Task prompt>
Look through the listing for the word "name". Copy each line that has it.
• • •
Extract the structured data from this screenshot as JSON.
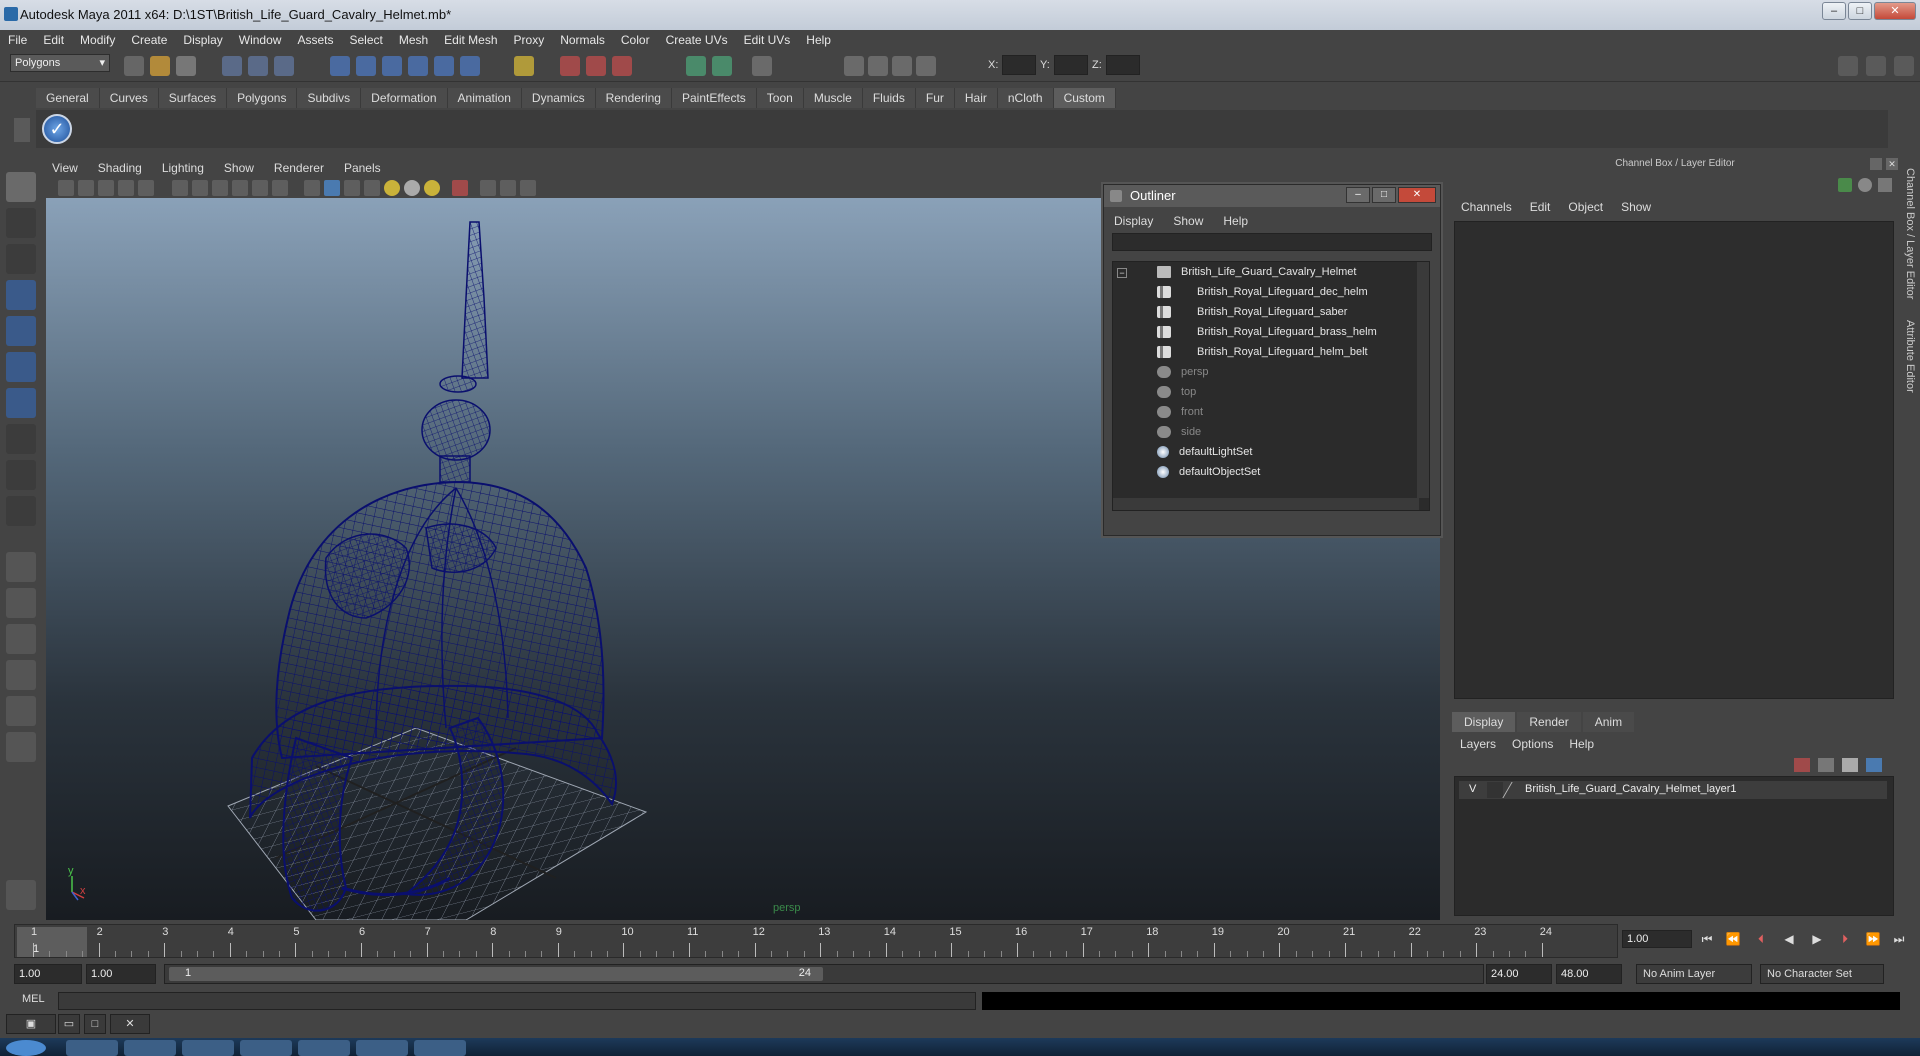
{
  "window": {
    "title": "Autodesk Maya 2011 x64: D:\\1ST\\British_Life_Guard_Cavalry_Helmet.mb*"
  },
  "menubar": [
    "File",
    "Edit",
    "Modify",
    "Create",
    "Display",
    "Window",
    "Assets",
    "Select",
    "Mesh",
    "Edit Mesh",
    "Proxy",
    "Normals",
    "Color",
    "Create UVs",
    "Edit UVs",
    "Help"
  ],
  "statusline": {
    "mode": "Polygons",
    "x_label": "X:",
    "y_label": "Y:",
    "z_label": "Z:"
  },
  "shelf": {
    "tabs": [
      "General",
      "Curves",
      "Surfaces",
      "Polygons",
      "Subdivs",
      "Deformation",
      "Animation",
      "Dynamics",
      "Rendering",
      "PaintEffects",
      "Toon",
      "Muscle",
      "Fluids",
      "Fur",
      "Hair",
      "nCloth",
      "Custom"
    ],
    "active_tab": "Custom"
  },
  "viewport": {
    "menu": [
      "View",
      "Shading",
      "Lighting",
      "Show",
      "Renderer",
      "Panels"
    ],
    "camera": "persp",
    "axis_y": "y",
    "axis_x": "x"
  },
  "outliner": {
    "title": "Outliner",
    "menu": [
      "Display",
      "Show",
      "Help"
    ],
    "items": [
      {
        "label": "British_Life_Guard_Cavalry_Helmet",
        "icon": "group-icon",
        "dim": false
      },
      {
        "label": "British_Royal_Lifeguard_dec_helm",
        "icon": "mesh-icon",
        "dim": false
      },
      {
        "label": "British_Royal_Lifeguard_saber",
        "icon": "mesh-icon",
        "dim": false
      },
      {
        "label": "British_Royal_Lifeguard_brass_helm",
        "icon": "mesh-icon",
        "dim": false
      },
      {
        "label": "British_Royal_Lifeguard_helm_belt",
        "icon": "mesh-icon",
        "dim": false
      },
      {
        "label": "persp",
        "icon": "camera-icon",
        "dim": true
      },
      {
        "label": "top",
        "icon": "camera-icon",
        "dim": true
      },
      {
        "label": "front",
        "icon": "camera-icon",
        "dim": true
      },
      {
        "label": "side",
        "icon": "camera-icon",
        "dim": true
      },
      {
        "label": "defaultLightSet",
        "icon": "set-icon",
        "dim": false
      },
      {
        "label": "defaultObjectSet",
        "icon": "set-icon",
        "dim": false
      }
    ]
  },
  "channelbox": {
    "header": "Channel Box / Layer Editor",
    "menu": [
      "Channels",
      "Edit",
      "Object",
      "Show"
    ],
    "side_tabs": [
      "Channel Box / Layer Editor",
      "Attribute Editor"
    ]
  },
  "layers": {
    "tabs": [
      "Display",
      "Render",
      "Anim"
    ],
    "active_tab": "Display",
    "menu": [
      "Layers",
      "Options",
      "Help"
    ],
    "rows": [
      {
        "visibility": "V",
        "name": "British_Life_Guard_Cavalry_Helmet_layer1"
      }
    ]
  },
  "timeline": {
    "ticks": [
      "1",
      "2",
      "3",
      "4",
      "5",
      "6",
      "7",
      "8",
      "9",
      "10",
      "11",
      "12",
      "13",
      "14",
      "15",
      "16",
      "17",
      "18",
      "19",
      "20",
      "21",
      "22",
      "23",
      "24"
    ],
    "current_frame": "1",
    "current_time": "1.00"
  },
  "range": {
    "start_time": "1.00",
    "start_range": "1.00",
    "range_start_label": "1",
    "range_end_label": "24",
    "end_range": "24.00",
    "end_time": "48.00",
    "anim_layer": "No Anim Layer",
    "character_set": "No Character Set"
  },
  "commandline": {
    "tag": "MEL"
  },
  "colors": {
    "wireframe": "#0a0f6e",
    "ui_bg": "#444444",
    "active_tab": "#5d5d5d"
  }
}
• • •
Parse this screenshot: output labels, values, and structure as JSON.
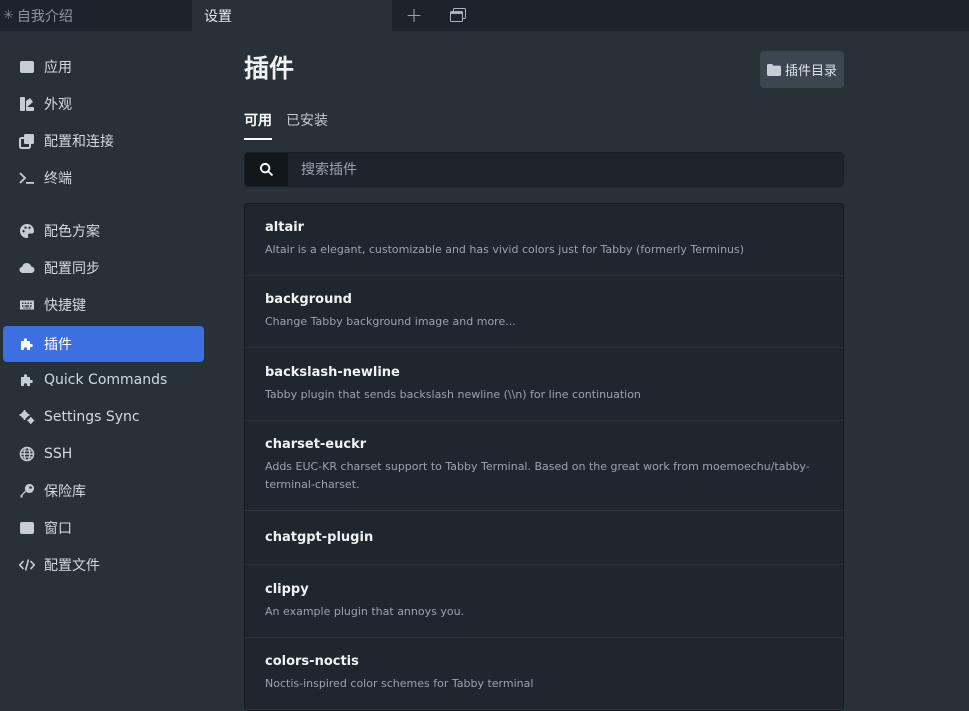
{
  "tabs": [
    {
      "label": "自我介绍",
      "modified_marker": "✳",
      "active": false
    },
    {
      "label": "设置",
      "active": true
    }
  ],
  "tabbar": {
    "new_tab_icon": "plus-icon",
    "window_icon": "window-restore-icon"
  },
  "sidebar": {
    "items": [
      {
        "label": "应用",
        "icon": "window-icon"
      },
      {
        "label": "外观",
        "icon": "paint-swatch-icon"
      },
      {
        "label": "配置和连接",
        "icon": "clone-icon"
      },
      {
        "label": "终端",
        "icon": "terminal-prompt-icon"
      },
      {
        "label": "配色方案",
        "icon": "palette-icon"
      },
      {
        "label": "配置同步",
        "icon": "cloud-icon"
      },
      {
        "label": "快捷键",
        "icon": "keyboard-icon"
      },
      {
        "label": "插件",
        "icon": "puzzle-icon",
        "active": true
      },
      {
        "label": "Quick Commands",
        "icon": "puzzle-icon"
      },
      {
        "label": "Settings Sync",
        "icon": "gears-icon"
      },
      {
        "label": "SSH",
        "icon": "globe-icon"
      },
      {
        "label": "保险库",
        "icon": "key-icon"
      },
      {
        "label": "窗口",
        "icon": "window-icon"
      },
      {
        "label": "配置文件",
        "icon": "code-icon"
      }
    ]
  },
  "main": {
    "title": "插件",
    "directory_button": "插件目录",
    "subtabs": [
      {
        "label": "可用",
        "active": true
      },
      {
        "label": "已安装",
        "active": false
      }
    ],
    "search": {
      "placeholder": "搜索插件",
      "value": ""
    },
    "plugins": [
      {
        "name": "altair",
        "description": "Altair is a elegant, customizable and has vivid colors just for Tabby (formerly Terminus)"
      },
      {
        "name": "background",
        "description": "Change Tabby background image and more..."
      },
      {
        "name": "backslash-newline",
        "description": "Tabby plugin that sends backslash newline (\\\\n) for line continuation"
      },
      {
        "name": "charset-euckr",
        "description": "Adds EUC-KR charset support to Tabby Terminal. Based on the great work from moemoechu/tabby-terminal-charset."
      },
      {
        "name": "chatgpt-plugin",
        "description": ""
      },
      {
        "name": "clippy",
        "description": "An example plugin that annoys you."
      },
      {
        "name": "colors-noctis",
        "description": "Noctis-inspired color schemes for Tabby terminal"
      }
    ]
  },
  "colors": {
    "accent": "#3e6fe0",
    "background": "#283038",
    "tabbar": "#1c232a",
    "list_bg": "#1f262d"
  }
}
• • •
Solved exercise>
        "name": "British_Life_Guard_Cavalry_Helmet_layer1"
        "name": "altair",
        "name": "background",
        "name": "backslash-newline",
        "name": "charset-euckr",
        "name": "chatgpt-plugin",
        "name": "clippy",
        "name": "colors-noctis",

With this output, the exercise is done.